PROBLEM TO SOLVE → Using the listing below, show all lines that hold the word "arrow".

Start of SOURCE DATA

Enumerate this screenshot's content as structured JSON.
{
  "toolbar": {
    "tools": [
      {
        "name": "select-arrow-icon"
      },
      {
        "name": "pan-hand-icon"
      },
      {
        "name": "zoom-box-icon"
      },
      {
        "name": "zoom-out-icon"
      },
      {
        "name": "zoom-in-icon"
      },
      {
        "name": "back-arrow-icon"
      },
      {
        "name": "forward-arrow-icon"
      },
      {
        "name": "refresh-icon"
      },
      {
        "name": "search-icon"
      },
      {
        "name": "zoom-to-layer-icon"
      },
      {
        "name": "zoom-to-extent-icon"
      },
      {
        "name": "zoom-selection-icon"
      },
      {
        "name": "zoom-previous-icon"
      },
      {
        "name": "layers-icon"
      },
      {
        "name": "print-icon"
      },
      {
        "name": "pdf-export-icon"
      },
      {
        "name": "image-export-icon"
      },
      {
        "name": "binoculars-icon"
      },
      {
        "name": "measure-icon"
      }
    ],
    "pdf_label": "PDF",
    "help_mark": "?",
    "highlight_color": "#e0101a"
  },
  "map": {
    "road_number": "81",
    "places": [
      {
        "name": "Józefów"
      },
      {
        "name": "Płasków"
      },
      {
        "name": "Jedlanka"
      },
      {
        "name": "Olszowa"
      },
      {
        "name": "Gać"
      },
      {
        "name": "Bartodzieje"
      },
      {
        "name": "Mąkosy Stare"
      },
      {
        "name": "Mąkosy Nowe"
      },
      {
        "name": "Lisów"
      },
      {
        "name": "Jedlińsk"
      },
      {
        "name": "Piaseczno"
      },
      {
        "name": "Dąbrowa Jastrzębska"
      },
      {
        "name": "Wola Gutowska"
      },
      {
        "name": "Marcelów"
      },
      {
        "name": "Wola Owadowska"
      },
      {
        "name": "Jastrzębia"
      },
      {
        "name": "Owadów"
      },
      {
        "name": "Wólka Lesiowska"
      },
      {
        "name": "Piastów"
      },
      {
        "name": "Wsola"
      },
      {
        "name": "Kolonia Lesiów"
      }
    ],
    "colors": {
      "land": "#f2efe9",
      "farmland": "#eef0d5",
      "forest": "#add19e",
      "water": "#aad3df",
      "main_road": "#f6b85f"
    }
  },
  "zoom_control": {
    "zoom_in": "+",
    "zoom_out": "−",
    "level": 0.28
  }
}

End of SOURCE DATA

ANSWER SECTION →
        "name": "select-arrow-icon"
        "name": "back-arrow-icon"
        "name": "forward-arrow-icon"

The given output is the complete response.